“Josephson’s investigation of the category of religion as it developed in modern Japan is a helpful addition to the field, and, to be honest, I have already begun assigning it in seminars. . . . This book [will be] useful in comparative and theoretical courses on religion and will no doubt appeal to anyone studying Japanese religions and Japanese history. . . . One of his most useful contributions is the use of the trinary model of ‘real,’ ‘superstition,’ and ‘religion’ to understand how the modern worldview is enacted and created. Moreover, his consideration of diplomacy and domestic law as key factors in the construction and negotiation of conceptual categories will be of interest to scholars in many fields. I highly recommend this book.”
— Journal of Religion

“Presents an exciting challenge to the field of Japanese religious studies. . . . Josephson sheds much light on how the Western category of religion was adapted, interpreted, and transformed in Japan at the turn of the twentieth century. . . . A powerful addition to the field and a must-read.”
— Mark W. MacWilliams, Numen

“An important contribution. . . . Studies such as Josephson’s . . . that examine classification as a collaborative, situationally-specific exercise linked not just to ideas but to social interests, legal systems, and administrative structures . . . are an important corrective to those who understand situations of contact as merely involving the passive vanquished simply doing the bidding of invading conquerors.”
 
— Russell T. McCutcheon, Numen

"Although his book is a historical study, the points Josephson makes about the 'invention of religion' in the Meiji period are still crucial even in the context of today’s Japan....Josephson offers a provocative and insightful contribution to the field and deserves to be read not only by those who are interested in historical research, but also for its deeper reflection about contemporary issues regarding religions in Japan.” 
 
— Religious Studies Review

TABLE OF CONTENTS

Preface and Acknowledgments

A Note on Texts and Translations

Introduction

The Advent of Religion in Japan

Obscure Obstacles

Unlearning Shukyo

Unlearning “Religion”

Overview of the Work

1. The Marks of Heresy: Organizing Difference in Premodern Japan

Difference Denied: Hierarchical Inclusion

Strange Aberrations: Exclusive Similarity

Hunting Heretics

2. Heretical Anthropology

Contested Silences: Two Versions of the Acts of the Saints

Demonic Dharma

Japanese Heretics and Pagans

Negotiating “Religion”

Taxonomy and Translation: Category in the Webs of Meaning

Unreasonable Demands

Shinto as a “Nonreligion”

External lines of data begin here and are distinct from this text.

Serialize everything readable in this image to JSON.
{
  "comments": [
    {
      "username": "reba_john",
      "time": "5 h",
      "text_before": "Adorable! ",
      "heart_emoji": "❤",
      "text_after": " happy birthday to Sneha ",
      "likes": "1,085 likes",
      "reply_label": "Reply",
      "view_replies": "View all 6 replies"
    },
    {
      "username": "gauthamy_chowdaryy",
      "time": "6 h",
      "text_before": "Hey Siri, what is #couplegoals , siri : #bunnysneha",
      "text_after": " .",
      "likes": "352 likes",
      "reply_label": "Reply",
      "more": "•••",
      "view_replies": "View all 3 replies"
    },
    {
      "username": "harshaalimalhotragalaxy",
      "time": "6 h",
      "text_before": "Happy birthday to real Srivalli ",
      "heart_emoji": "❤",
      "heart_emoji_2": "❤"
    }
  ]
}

The Way of the Gods

Celestial Archeology: The Advent of European Science in Japan

The Science of the Gods: Philology and Cosmology

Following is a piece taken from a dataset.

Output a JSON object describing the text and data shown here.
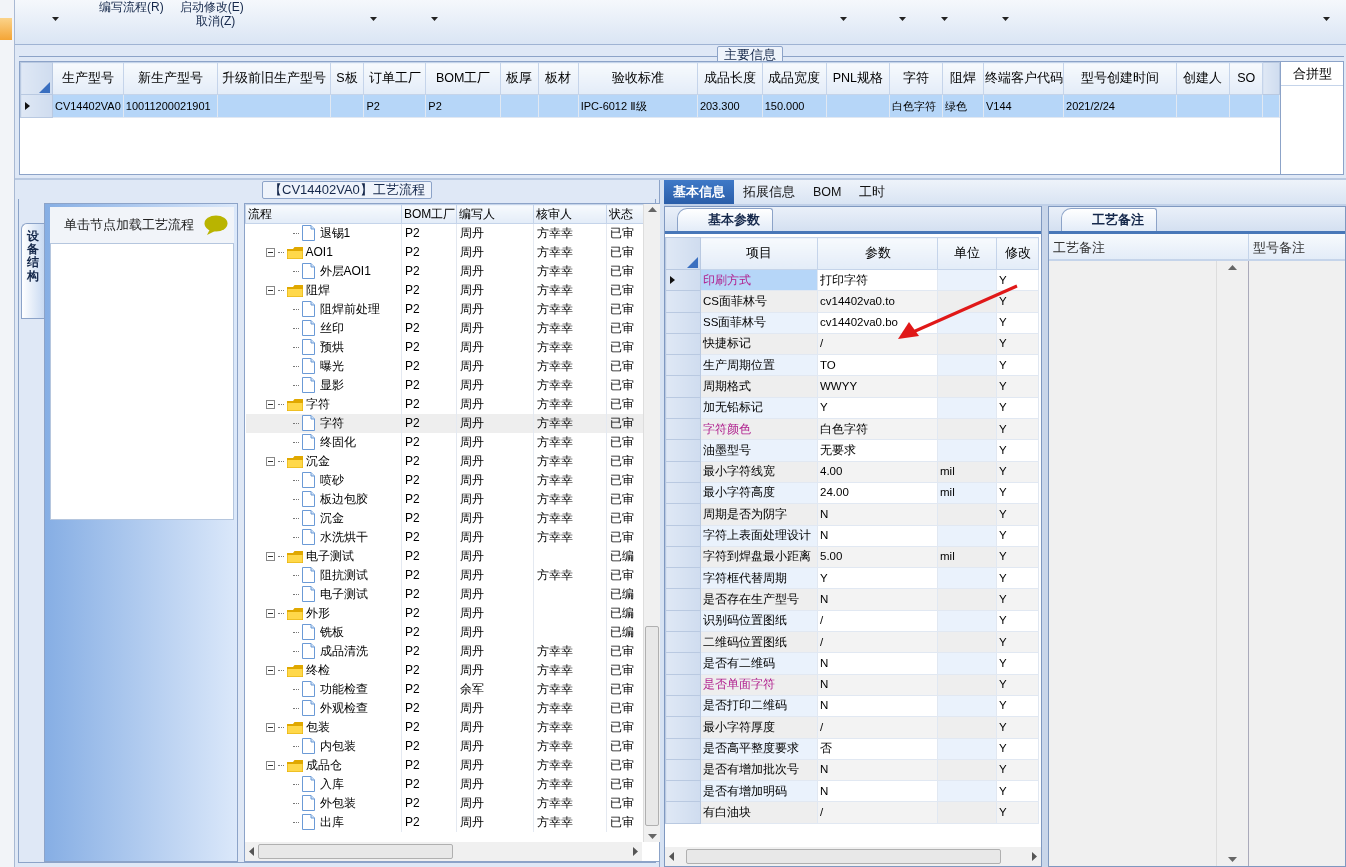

Ritual Therapeutics for the Body of the Nation

The Gods of Science

From Miraculous Revolution to Mechanistic Cosmos

5. Formations of the Shinto Secular

Secularism Revisited

Hygienic Modernity and the World of Reality

Secular Apotheosis

The Demons of Modernity

Restraining the Wild

Monstrous Gods

Evil Cults

Disciplining Buddhism, Expelling Christianity

7. Inventing Japanese Religion

Religion in Japanese International Missions

Controlling the Heart: Debating the Role of Religion in the Modern State

Inventing “Japanese Religions”

8. Religion within the Limits

Internal Convictions

External Controls

The Birth of Religious Studies in Japan

Conclusion

The Invention of Superstition

The Invention of the Secular

The Invention of Religion

The Third Term

Postscript

Appendix: Religion Explained

Notes

Character Glossary

References

Index